Any hope that the Supreme Court would quickly tackle outstanding questions surrounding legal professional privilege were dashed today when the Serious Fraud Office said it would not appeal last month’s Court of Appeal judgment in Director of the Serious Fraud Office v Eurasian Natural Resources Corporation

The ruling in September reversed a High Court judge’s decision that materials prepared by a mining company to investigate bribery allegations against businesses it was considering acquiring could not enjoy privilege because they had been created before a point at which criminal proceedings were contemplated. The SFO has sought access to the company's probe for its own investigation. ENRC denies any wrongdoing. 

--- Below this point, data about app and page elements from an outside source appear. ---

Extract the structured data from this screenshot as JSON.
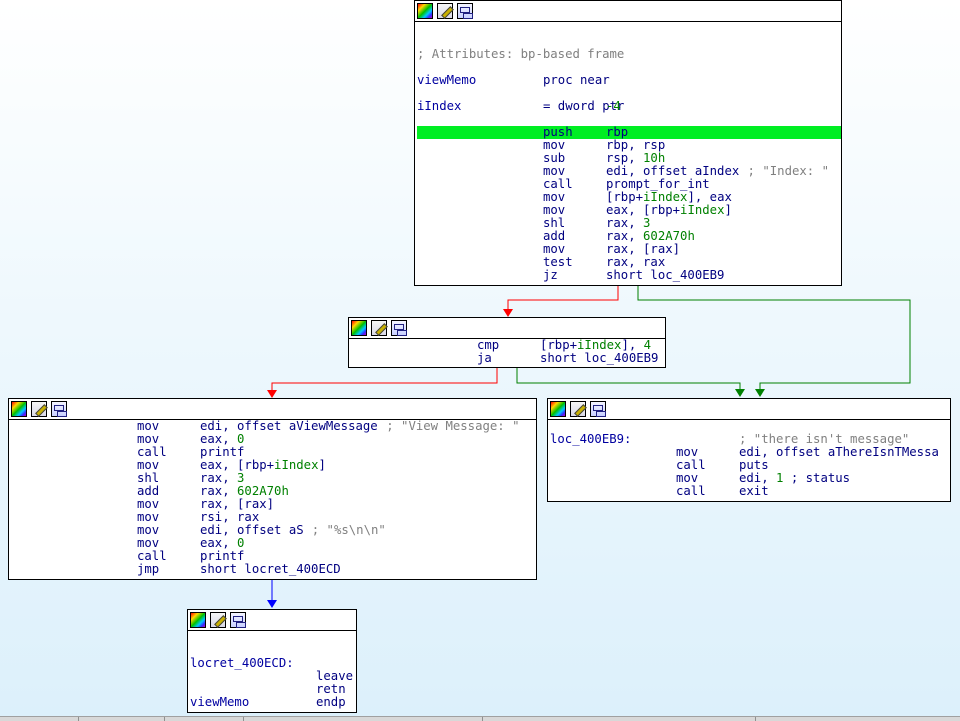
{
  "nodes": {
    "n1": {
      "lines": [
        {
          "text": ""
        },
        {
          "text": ""
        },
        {
          "comment": "; Attributes: bp-based frame"
        },
        {
          "text": ""
        },
        {
          "label": "viewMemo",
          "mnem": "proc near"
        },
        {
          "text": ""
        },
        {
          "label": "iIndex",
          "mnem": "= dword ptr",
          "ops": "-4"
        },
        {
          "text": ""
        },
        {
          "mnem": "push",
          "ops": "rbp"
        },
        {
          "mnem": "mov",
          "ops": "rbp, rsp"
        },
        {
          "mnem": "sub",
          "ops": "rsp, 10h"
        },
        {
          "mnem": "mov",
          "ops": "edi, offset aIndex",
          "cmt": "; \"Index: \""
        },
        {
          "mnem": "call",
          "ops": "prompt_for_int"
        },
        {
          "mnem": "mov",
          "ops": "[rbp+iIndex], eax"
        },
        {
          "mnem": "mov",
          "ops": "eax, [rbp+iIndex]"
        },
        {
          "mnem": "shl",
          "ops": "rax, 3"
        },
        {
          "mnem": "add",
          "ops": "rax, 602A70h"
        },
        {
          "mnem": "mov",
          "ops": "rax, [rax]"
        },
        {
          "mnem": "test",
          "ops": "rax, rax"
        },
        {
          "mnem": "jz",
          "ops": "short loc_400EB9"
        }
      ]
    },
    "n2": {
      "lines": [
        {
          "mnem": "cmp",
          "ops": "[rbp+iIndex], 4"
        },
        {
          "mnem": "ja",
          "ops": "short loc_400EB9"
        }
      ]
    },
    "n3": {
      "lines": [
        {
          "mnem": "mov",
          "ops": "edi, offset aViewMessage",
          "cmt": "; \"View Message: \""
        },
        {
          "mnem": "mov",
          "ops": "eax, 0"
        },
        {
          "mnem": "call",
          "ops": "printf"
        },
        {
          "mnem": "mov",
          "ops": "eax, [rbp+iIndex]"
        },
        {
          "mnem": "shl",
          "ops": "rax, 3"
        },
        {
          "mnem": "add",
          "ops": "rax, 602A70h"
        },
        {
          "mnem": "mov",
          "ops": "rax, [rax]"
        },
        {
          "mnem": "mov",
          "ops": "rsi, rax"
        },
        {
          "mnem": "mov",
          "ops": "edi, offset aS",
          "cmt": "; \"%s\\n\\n\""
        },
        {
          "mnem": "mov",
          "ops": "eax, 0"
        },
        {
          "mnem": "call",
          "ops": "printf"
        },
        {
          "mnem": "jmp",
          "ops": "short locret_400ECD"
        }
      ]
    },
    "n4": {
      "lines": [
        {
          "text": ""
        },
        {
          "label": "loc_400EB9:",
          "cmt": "; \"there isn't message\""
        },
        {
          "mnem": "mov",
          "ops": "edi, offset aThereIsnTMessa"
        },
        {
          "mnem": "call",
          "ops": "puts"
        },
        {
          "mnem": "mov",
          "ops": "edi, 1 ; status"
        },
        {
          "mnem": "call",
          "ops": "exit"
        }
      ]
    },
    "n5": {
      "lines": [
        {
          "text": ""
        },
        {
          "text": ""
        },
        {
          "label": "locret_400ECD:"
        },
        {
          "mnem": "leave"
        },
        {
          "mnem": "retn"
        },
        {
          "label": "viewMemo",
          "mnem": "endp"
        }
      ]
    }
  },
  "colors": {
    "highlight": "#00ee22",
    "edge_true": "#008000",
    "edge_false": "#ff0000",
    "edge_uncond": "#0000ff"
  }
}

While the outcome was widely welcomed by legal professionals, they noted that the Court of Appeal had felt itself bound by an narrow definition of in-house 'client' set by the Three Rivers judgments. The appeal judges noted that this definition was unsuited to modern business practice but suggested that  parliament rather than the Supreme Court should resolve the issue. 

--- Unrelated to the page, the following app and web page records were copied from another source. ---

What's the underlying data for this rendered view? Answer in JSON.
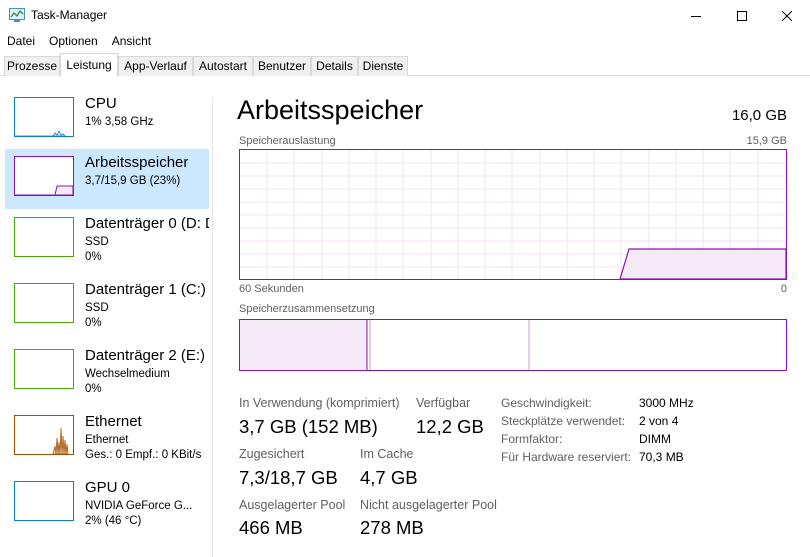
{
  "window": {
    "title": "Task-Manager",
    "icon": "task-manager-icon"
  },
  "menu": [
    "Datei",
    "Optionen",
    "Ansicht"
  ],
  "tabs": [
    {
      "label": "Prozesse",
      "active": false
    },
    {
      "label": "Leistung",
      "active": true
    },
    {
      "label": "App-Verlauf",
      "active": false
    },
    {
      "label": "Autostart",
      "active": false
    },
    {
      "label": "Benutzer",
      "active": false
    },
    {
      "label": "Details",
      "active": false
    },
    {
      "label": "Dienste",
      "active": false
    }
  ],
  "devices": [
    {
      "name": "CPU",
      "sub1": "1% 3,58 GHz",
      "sub2": "",
      "color": "#117dbb"
    },
    {
      "name": "Arbeitsspeicher",
      "sub1": "3,7/15,9 GB (23%)",
      "sub2": "",
      "color": "#8b12ae",
      "selected": true
    },
    {
      "name": "Datenträger 0 (D: D",
      "sub1": "SSD",
      "sub2": "0%",
      "color": "#4da60c"
    },
    {
      "name": "Datenträger 1 (C:)",
      "sub1": "SSD",
      "sub2": "0%",
      "color": "#4da60c"
    },
    {
      "name": "Datenträger 2 (E:)",
      "sub1": "Wechselmedium",
      "sub2": "0%",
      "color": "#4da60c"
    },
    {
      "name": "Ethernet",
      "sub1": "Ethernet",
      "sub2": "Ges.: 0 Empf.: 0 KBit/s",
      "color": "#a74f01"
    },
    {
      "name": "GPU 0",
      "sub1": "NVIDIA GeForce G...",
      "sub2": "2% (46 °C)",
      "color": "#117dbb"
    }
  ],
  "main": {
    "title": "Arbeitsspeicher",
    "total": "16,0 GB",
    "usage_label": "Speicherauslastung",
    "usage_max": "15,9 GB",
    "time_left": "60 Sekunden",
    "time_right": "0",
    "composition_label": "Speicherzusammensetzung",
    "accent": "#8b12ae"
  },
  "stats": {
    "in_use_label": "In Verwendung (komprimiert)",
    "in_use_value": "3,7 GB (152 MB)",
    "available_label": "Verfügbar",
    "available_value": "12,2 GB",
    "committed_label": "Zugesichert",
    "committed_value": "7,3/18,7 GB",
    "cached_label": "Im Cache",
    "cached_value": "4,7 GB",
    "paged_label": "Ausgelagerter Pool",
    "paged_value": "466 MB",
    "nonpaged_label": "Nicht ausgelagerter Pool",
    "nonpaged_value": "278 MB"
  },
  "details": [
    {
      "label": "Geschwindigkeit:",
      "value": "3000 MHz"
    },
    {
      "label": "Steckplätze verwendet:",
      "value": "2 von 4"
    },
    {
      "label": "Formfaktor:",
      "value": "DIMM"
    },
    {
      "label": "Für Hardware reserviert:",
      "value": "70,3 MB"
    }
  ]
}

In her first major public decision since taking up her role, SFO director Lisa Osofsky appears to agree. However any prospect of parliamentary time being allocated in the current session seems remote. 

The Law Society intervened in the appeal to protect the principle of legal professional privilege. Mark Paulson, the Society's head of public and criminal law, said:  'We are pleased that the SFO has accepted the court’s ruling and that the arguments put forward in our intervention have prevailed. While the SFO should have the tools it needs to be an effective prosecutor, there are boundaries which we believe must be maintained. Thankfully, the court agreed.'

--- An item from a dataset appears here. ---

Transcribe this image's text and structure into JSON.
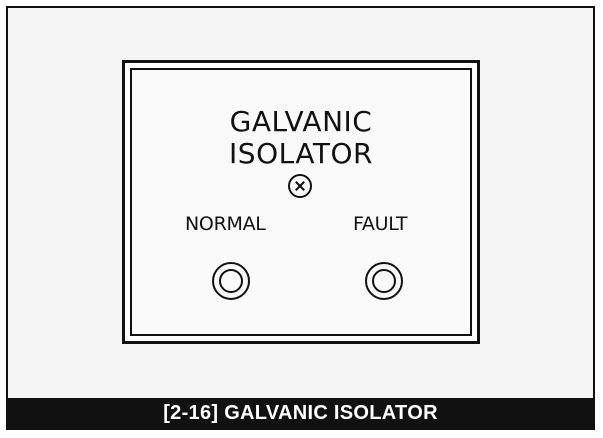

He added: 'It can surely be only a matter of time before Three Rivers is tested. In the meantime, this was an important win.'

In the meantime, an SFO spokesperson warned: 'The SFO will continue thoroughly to assess the merits of all privilege claims and remains prepared to challenge those it considers to be ill founded.'

Commenting on today's announcement, Judith Seddon, co-head of international firm Ropes & Gray’s London international risk practice, said: 'This is a welcome recognition from the SFO that the Court of Appeal’s decision is correct in law and that the approach they were advocating for earlier in the case was misguided.'